::: DATA TO PROCESS

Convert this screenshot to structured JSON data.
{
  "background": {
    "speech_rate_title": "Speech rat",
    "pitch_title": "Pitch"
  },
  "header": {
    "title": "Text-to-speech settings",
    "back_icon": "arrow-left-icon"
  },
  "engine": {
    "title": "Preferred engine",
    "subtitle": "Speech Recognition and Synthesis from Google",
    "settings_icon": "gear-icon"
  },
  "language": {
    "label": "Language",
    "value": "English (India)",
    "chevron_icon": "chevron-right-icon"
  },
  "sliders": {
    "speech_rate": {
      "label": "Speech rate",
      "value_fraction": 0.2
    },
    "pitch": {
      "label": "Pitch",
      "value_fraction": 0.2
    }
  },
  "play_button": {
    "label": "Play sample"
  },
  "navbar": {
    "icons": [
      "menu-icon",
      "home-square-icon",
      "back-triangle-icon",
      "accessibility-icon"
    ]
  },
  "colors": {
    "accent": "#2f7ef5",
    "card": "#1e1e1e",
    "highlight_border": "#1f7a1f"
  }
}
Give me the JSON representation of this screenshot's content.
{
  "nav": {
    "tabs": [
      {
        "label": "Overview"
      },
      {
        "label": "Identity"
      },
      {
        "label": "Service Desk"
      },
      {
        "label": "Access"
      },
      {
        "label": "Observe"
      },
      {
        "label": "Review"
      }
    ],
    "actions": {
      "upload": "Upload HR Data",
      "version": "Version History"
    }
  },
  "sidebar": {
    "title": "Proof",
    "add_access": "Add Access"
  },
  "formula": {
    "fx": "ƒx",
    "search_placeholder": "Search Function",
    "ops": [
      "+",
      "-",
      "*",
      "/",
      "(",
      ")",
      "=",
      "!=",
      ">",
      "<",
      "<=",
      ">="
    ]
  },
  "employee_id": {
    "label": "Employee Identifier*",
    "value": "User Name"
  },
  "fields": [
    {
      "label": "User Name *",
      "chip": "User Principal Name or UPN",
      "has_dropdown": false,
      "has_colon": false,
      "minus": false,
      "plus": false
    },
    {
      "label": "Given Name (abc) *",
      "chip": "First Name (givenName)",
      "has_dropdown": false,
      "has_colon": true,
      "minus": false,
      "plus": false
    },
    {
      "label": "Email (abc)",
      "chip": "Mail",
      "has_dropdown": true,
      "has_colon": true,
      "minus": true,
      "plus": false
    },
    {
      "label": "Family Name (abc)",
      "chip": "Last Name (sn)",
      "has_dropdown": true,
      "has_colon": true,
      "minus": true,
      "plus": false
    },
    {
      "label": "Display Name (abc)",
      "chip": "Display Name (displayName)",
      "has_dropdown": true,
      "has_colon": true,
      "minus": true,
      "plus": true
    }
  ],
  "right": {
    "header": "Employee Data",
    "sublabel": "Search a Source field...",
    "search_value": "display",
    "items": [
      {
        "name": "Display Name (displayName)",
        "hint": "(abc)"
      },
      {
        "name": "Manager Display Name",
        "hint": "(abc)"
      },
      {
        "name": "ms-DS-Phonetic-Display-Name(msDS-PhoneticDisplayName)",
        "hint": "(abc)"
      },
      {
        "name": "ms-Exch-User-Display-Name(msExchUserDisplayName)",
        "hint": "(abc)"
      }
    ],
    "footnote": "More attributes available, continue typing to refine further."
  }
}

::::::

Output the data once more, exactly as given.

> _RESULT OF THE TASK_:
Convert this screenshot to structured JSON data.
{
  "background": {
    "speech_rate_title": "Speech rat",
    "pitch_title": "Pitch"
  },
  "header": {
    "title": "Text-to-speech settings",
    "back_icon": "arrow-left-icon"
  },
  "engine": {
    "title": "Preferred engine",
    "subtitle": "Speech Recognition and Synthesis from Google",
    "settings_icon": "gear-icon"
  },
  "language": {
    "label": "Language",
    "value": "English (India)",
    "chevron_icon": "chevron-right-icon"
  },
  "sliders": {
    "speech_rate": {
      "label": "Speech rate",
      "value_fraction": 0.2
    },
    "pitch": {
      "label": "Pitch",
      "value_fraction": 0.2
    }
  },
  "play_button": {
    "label": "Play sample"
  },
  "navbar": {
    "icons": [
      "menu-icon",
      "home-square-icon",
      "back-triangle-icon",
      "accessibility-icon"
    ]
  },
  "colors": {
    "accent": "#2f7ef5",
    "card": "#1e1e1e",
    "highlight_border": "#1f7a1f"
  }
}
Give me the JSON representation of this screenshot's content.
{
  "nav": {
    "tabs": [
      {
        "label": "Overview"
      },
      {
        "label": "Identity"
      },
      {
        "label": "Service Desk"
      },
      {
        "label": "Access"
      },
      {
        "label": "Observe"
      },
      {
        "label": "Review"
      }
    ],
    "actions": {
      "upload": "Upload HR Data",
      "version": "Version History"
    }
  },
  "sidebar": {
    "title": "Proof",
    "add_access": "Add Access"
  },
  "formula": {
    "fx": "ƒx",
    "search_placeholder": "Search Function",
    "ops": [
      "+",
      "-",
      "*",
      "/",
      "(",
      ")",
      "=",
      "!=",
      ">",
      "<",
      "<=",
      ">="
    ]
  },
  "employee_id": {
    "label": "Employee Identifier*",
    "value": "User Name"
  },
  "fields": [
    {
      "label": "User Name *",
      "chip": "User Principal Name or UPN",
      "has_dropdown": false,
      "has_colon": false,
      "minus": false,
      "plus": false
    },
    {
      "label": "Given Name (abc) *",
      "chip": "First Name (givenName)",
      "has_dropdown": false,
      "has_colon": true,
      "minus": false,
      "plus": false
    },
    {
      "label": "Email (abc)",
      "chip": "Mail",
      "has_dropdown": true,
      "has_colon": true,
      "minus": true,
      "plus": false
    },
    {
      "label": "Family Name (abc)",
      "chip": "Last Name (sn)",
      "has_dropdown": true,
      "has_colon": true,
      "minus": true,
      "plus": false
    },
    {
      "label": "Display Name (abc)",
      "chip": "Display Name (displayName)",
      "has_dropdown": true,
      "has_colon": true,
      "minus": true,
      "plus": true
    }
  ],
  "right": {
    "header": "Employee Data",
    "sublabel": "Search a Source field...",
    "search_value": "display",
    "items": [
      {
        "name": "Display Name (displayName)",
        "hint": "(abc)"
      },
      {
        "name": "Manager Display Name",
        "hint": "(abc)"
      },
      {
        "name": "ms-DS-Phonetic-Display-Name(msDS-PhoneticDisplayName)",
        "hint": "(abc)"
      },
      {
        "name": "ms-Exch-User-Display-Name(msExchUserDisplayName)",
        "hint": "(abc)"
      }
    ],
    "footnote": "More attributes available, continue typing to refine further."
  }
}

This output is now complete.